━━━━━ RECORDS FOR THIS EXERCISE

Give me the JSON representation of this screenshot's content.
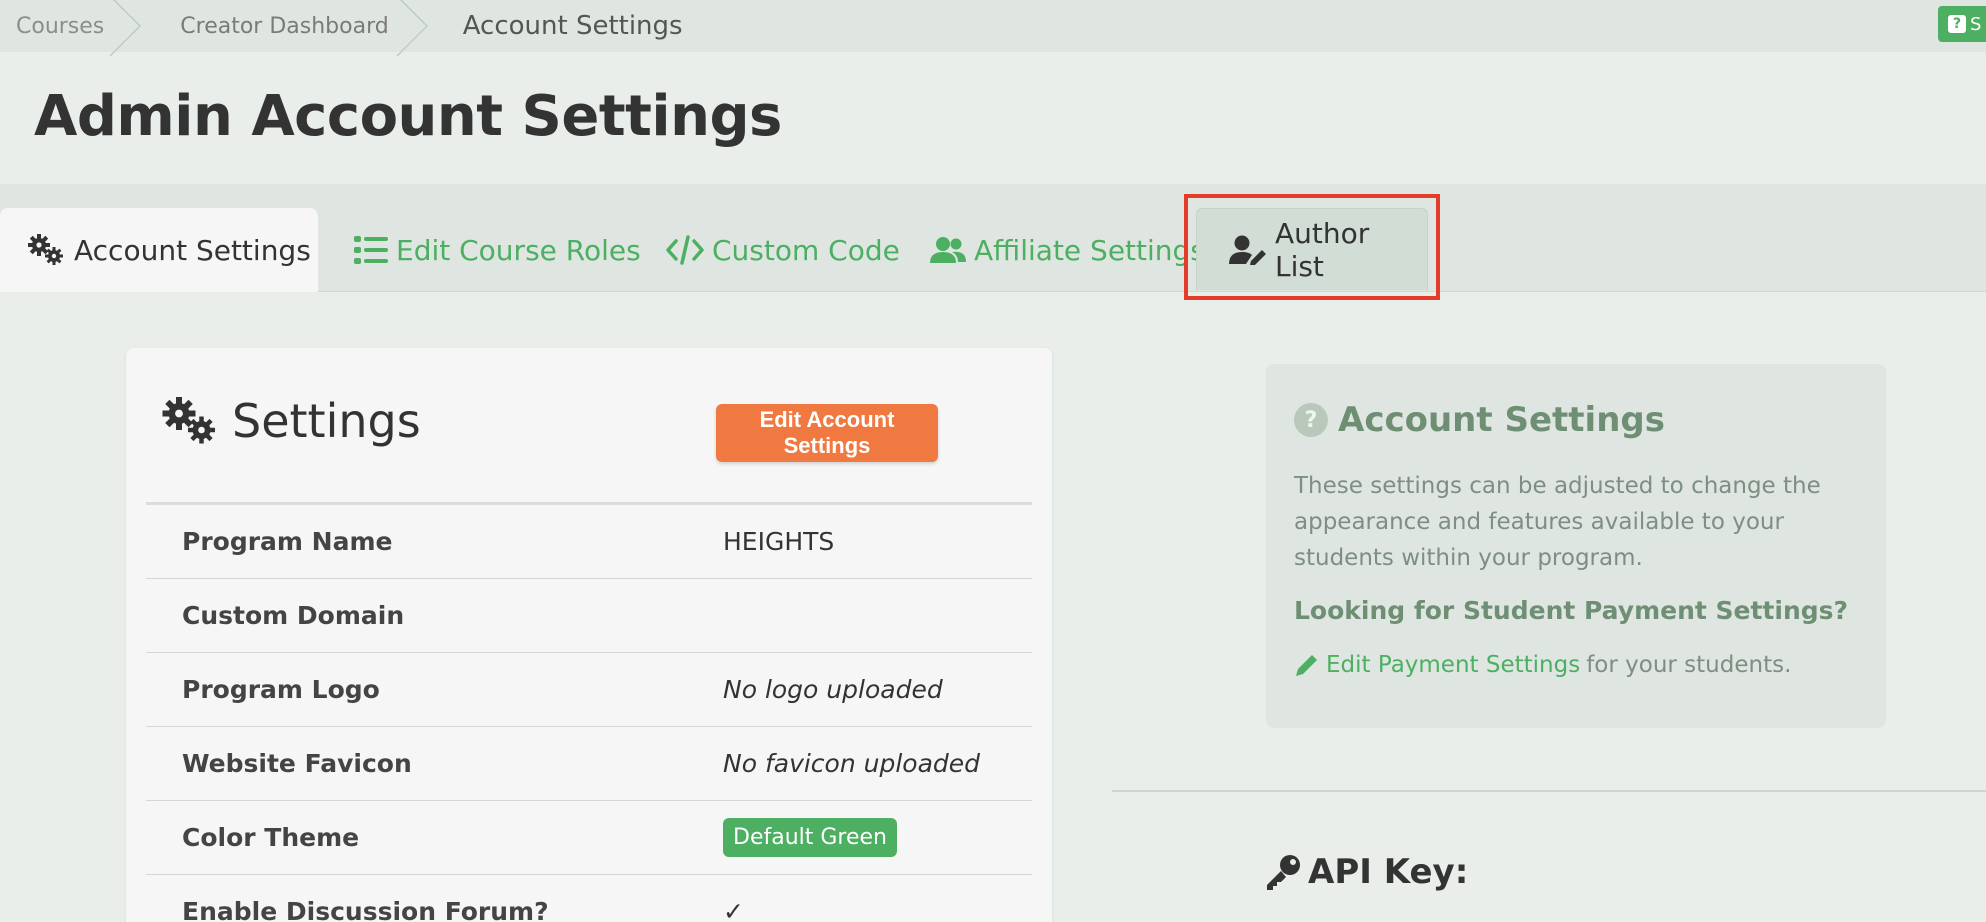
{
  "breadcrumb": {
    "items": [
      {
        "label": "Courses"
      },
      {
        "label": "Creator Dashboard"
      },
      {
        "label": "Account Settings"
      }
    ]
  },
  "help_chip": {
    "letter": "S"
  },
  "page_title": "Admin Account Settings",
  "tabs": [
    {
      "label": "Account Settings",
      "icon": "gears-icon"
    },
    {
      "label": "Edit Course Roles",
      "icon": "list-icon"
    },
    {
      "label": "Custom Code",
      "icon": "code-icon"
    },
    {
      "label": "Affiliate Settings",
      "icon": "users-icon"
    },
    {
      "label": "Author List",
      "icon": "user-edit-icon"
    }
  ],
  "settings_card": {
    "title": "Settings",
    "edit_button": "Edit Account Settings",
    "rows": [
      {
        "key": "Program Name",
        "value": "HEIGHTS"
      },
      {
        "key": "Custom Domain",
        "value": ""
      },
      {
        "key": "Program Logo",
        "value": "No logo uploaded"
      },
      {
        "key": "Website Favicon",
        "value": "No favicon uploaded"
      },
      {
        "key": "Color Theme",
        "value": "Default Green"
      },
      {
        "key": "Enable Discussion Forum?",
        "value": "✓"
      }
    ]
  },
  "info_panel": {
    "title": "Account Settings",
    "description": "These settings can be adjusted to change the appearance and features available to your students within your program.",
    "subheading": "Looking for Student Payment Settings?",
    "link_label": "Edit Payment Settings",
    "link_suffix": "for your students."
  },
  "api_section": {
    "title": "API Key:"
  },
  "colors": {
    "accent": "#4caf62",
    "button": "#ef7940",
    "highlight": "#e23c2a"
  }
}
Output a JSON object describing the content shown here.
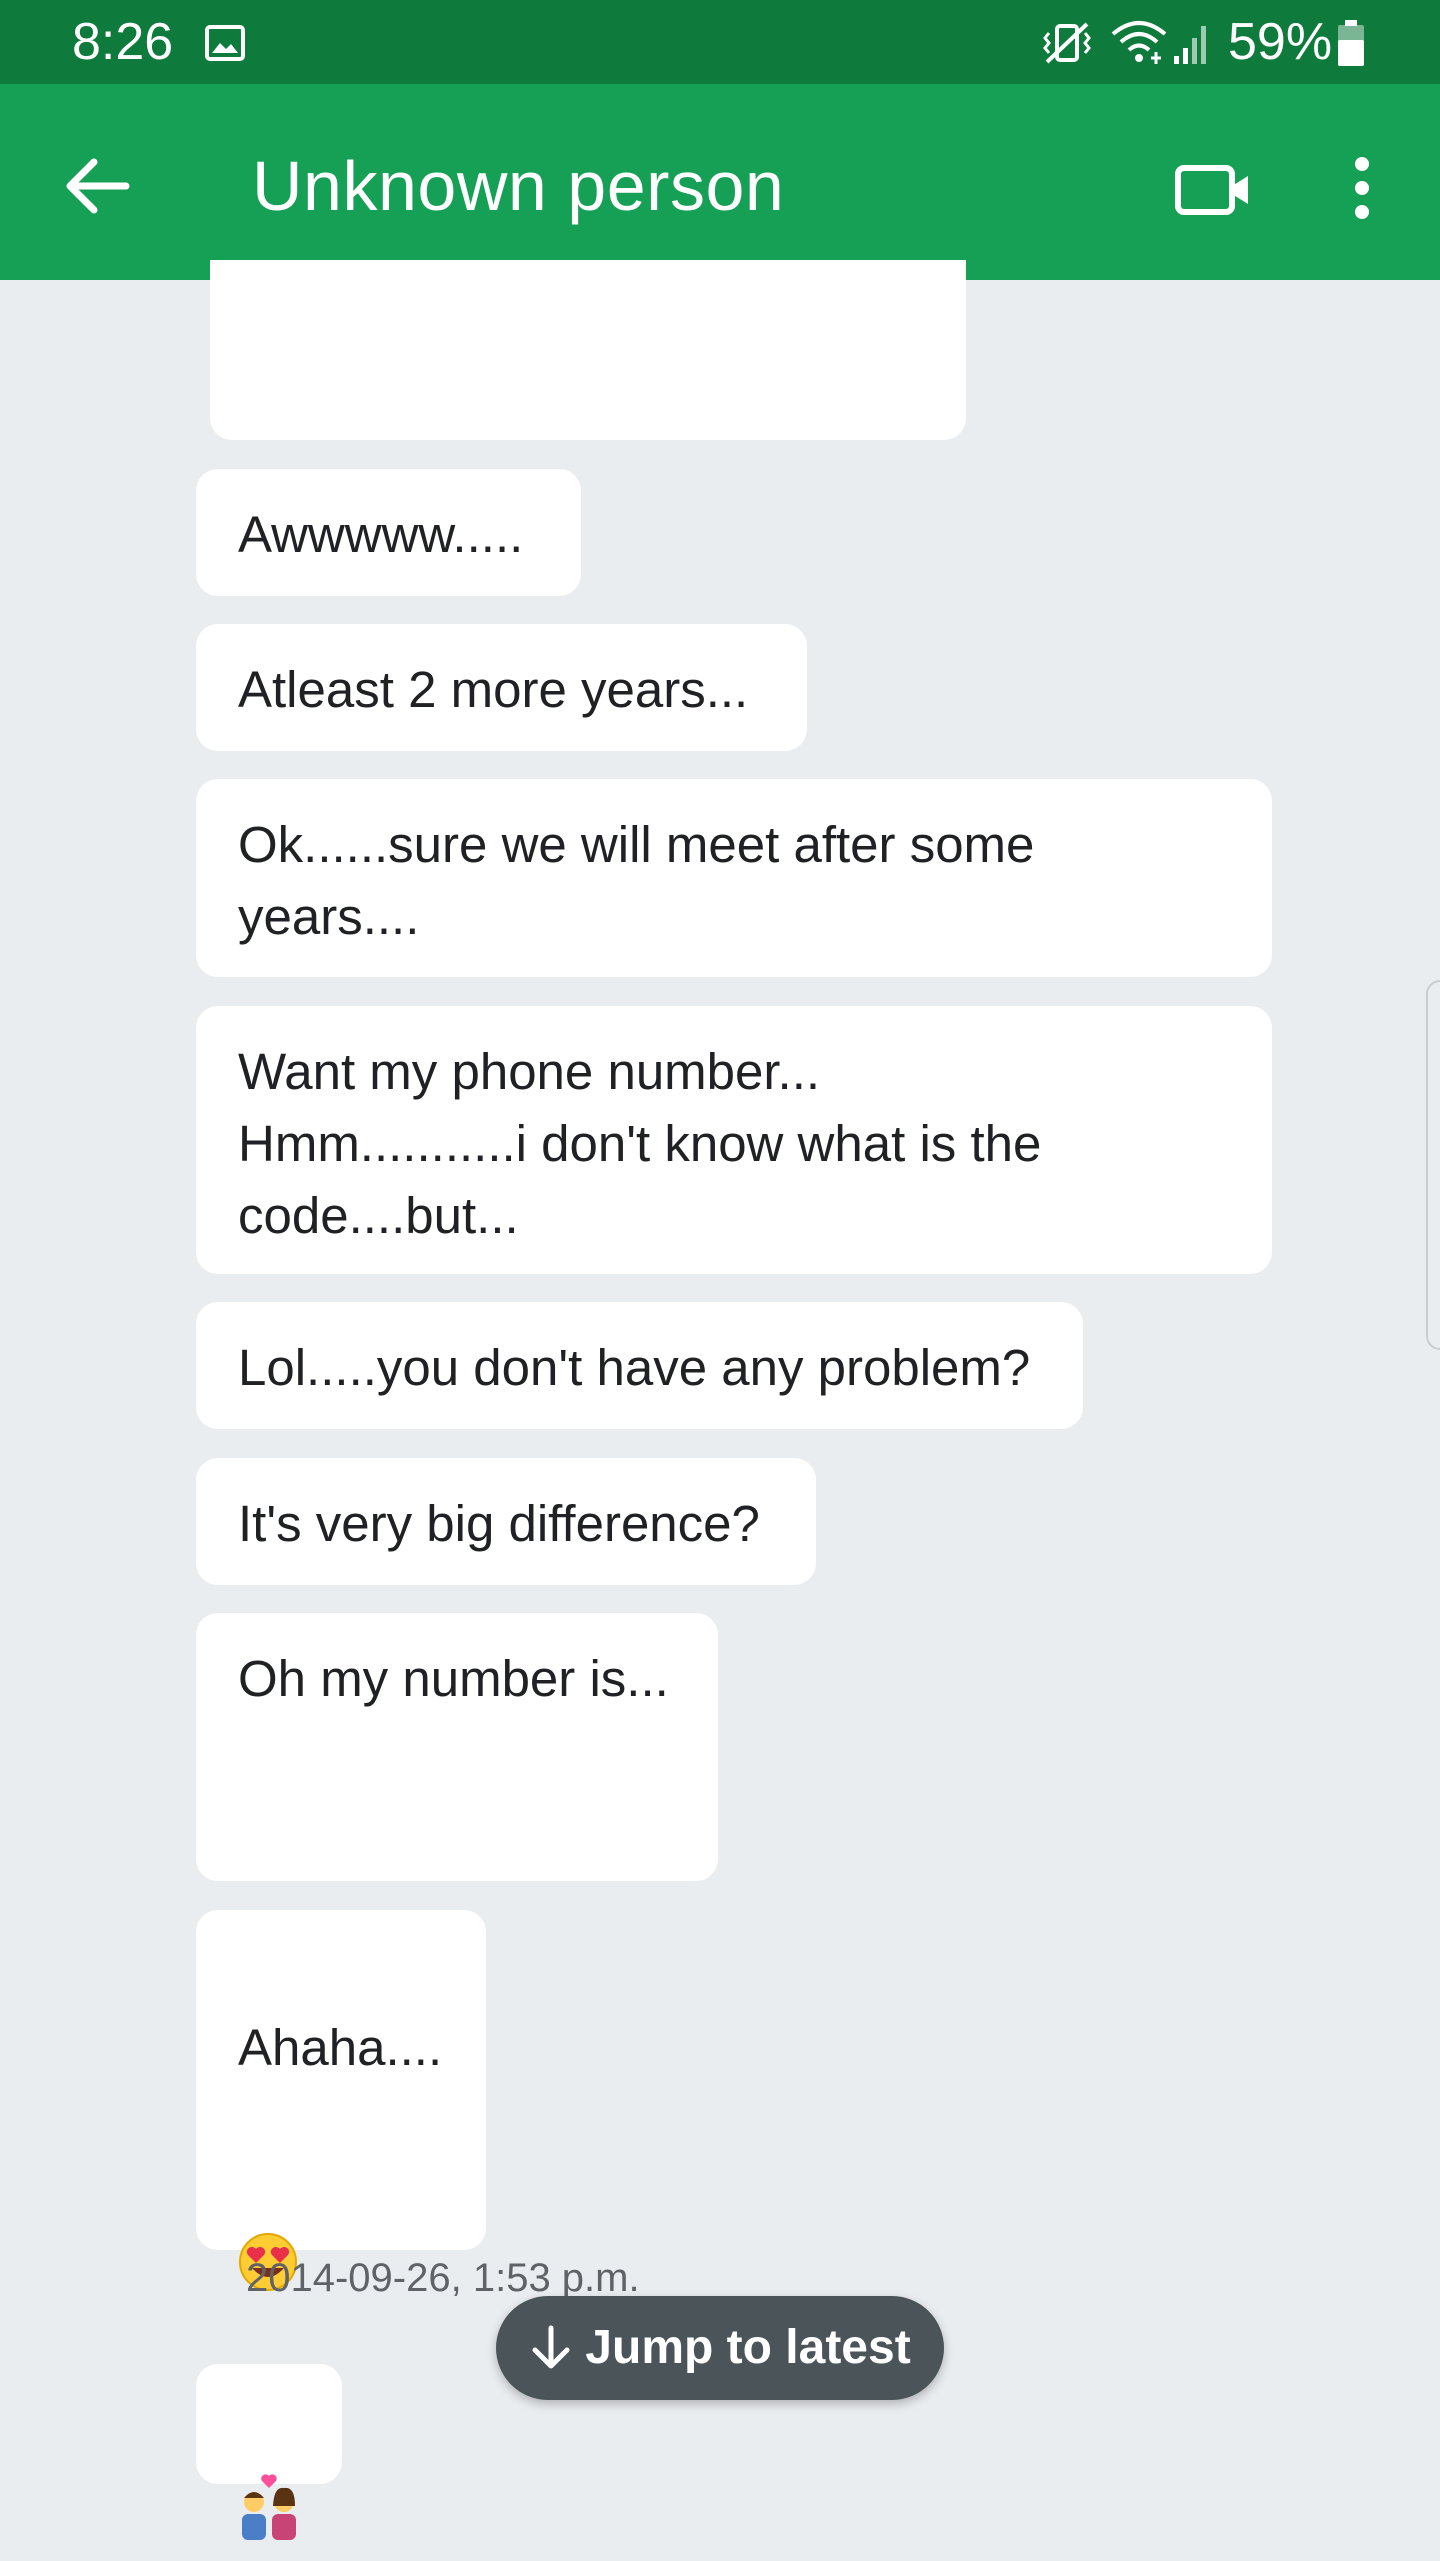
{
  "status_bar": {
    "time": "8:26",
    "battery": "59%",
    "icons": [
      "gallery-icon",
      "vibrate-icon",
      "wifi-icon",
      "signal-icon",
      "battery-icon"
    ]
  },
  "app_bar": {
    "title": "Unknown person",
    "icons": [
      "back-arrow-icon",
      "video-call-icon",
      "more-vert-icon"
    ],
    "background_color": "#15a056",
    "status_color": "#0e7a3b"
  },
  "messages": [
    {
      "text": ""
    },
    {
      "text": "Awwwww....."
    },
    {
      "text": "Atleast 2 more years..."
    },
    {
      "text": "Ok......sure we will meet after some\nyears...."
    },
    {
      "text": "Want my phone number...\nHmm...........i don't know what is the\ncode....but..."
    },
    {
      "text": "Lol.....you don't have any problem?"
    },
    {
      "text": "It's very big difference?"
    },
    {
      "text": "Oh my number is..."
    },
    {
      "text": "Ahaha....",
      "emoji": "smiling-face-with-heart-eyes"
    },
    {
      "text": "",
      "emoji": "kiss-couple"
    }
  ],
  "timestamp": "2014-09-26, 1:53 p.m.",
  "jump_button": {
    "label": "Jump to latest",
    "icon": "arrow-down-icon"
  }
}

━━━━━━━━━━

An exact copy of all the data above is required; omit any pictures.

Give me the JSON representation of this screenshot's content.
{
  "breadcrumb": {
    "items": [
      {
        "label": "Courses"
      },
      {
        "label": "Creator Dashboard"
      },
      {
        "label": "Account Settings"
      }
    ]
  },
  "help_chip": {
    "letter": "S"
  },
  "page_title": "Admin Account Settings",
  "tabs": [
    {
      "label": "Account Settings",
      "icon": "gears-icon"
    },
    {
      "label": "Edit Course Roles",
      "icon": "list-icon"
    },
    {
      "label": "Custom Code",
      "icon": "code-icon"
    },
    {
      "label": "Affiliate Settings",
      "icon": "users-icon"
    },
    {
      "label": "Author List",
      "icon": "user-edit-icon"
    }
  ],
  "settings_card": {
    "title": "Settings",
    "edit_button": "Edit Account Settings",
    "rows": [
      {
        "key": "Program Name",
        "value": "HEIGHTS"
      },
      {
        "key": "Custom Domain",
        "value": ""
      },
      {
        "key": "Program Logo",
        "value": "No logo uploaded"
      },
      {
        "key": "Website Favicon",
        "value": "No favicon uploaded"
      },
      {
        "key": "Color Theme",
        "value": "Default Green"
      },
      {
        "key": "Enable Discussion Forum?",
        "value": "✓"
      }
    ]
  },
  "info_panel": {
    "title": "Account Settings",
    "description": "These settings can be adjusted to change the appearance and features available to your students within your program.",
    "subheading": "Looking for Student Payment Settings?",
    "link_label": "Edit Payment Settings",
    "link_suffix": "for your students."
  },
  "api_section": {
    "title": "API Key:"
  },
  "colors": {
    "accent": "#4caf62",
    "button": "#ef7940",
    "highlight": "#e23c2a"
  }
}
Output a JSON object describing the content shown here.
{
  "status_bar": {
    "time": "8:26",
    "battery": "59%",
    "icons": [
      "gallery-icon",
      "vibrate-icon",
      "wifi-icon",
      "signal-icon",
      "battery-icon"
    ]
  },
  "app_bar": {
    "title": "Unknown person",
    "icons": [
      "back-arrow-icon",
      "video-call-icon",
      "more-vert-icon"
    ],
    "background_color": "#15a056",
    "status_color": "#0e7a3b"
  },
  "messages": [
    {
      "text": ""
    },
    {
      "text": "Awwwww....."
    },
    {
      "text": "Atleast 2 more years..."
    },
    {
      "text": "Ok......sure we will meet after some\nyears...."
    },
    {
      "text": "Want my phone number...\nHmm...........i don't know what is the\ncode....but..."
    },
    {
      "text": "Lol.....you don't have any problem?"
    },
    {
      "text": "It's very big difference?"
    },
    {
      "text": "Oh my number is..."
    },
    {
      "text": "Ahaha....",
      "emoji": "smiling-face-with-heart-eyes"
    },
    {
      "text": "",
      "emoji": "kiss-couple"
    }
  ],
  "timestamp": "2014-09-26, 1:53 p.m.",
  "jump_button": {
    "label": "Jump to latest",
    "icon": "arrow-down-icon"
  }
}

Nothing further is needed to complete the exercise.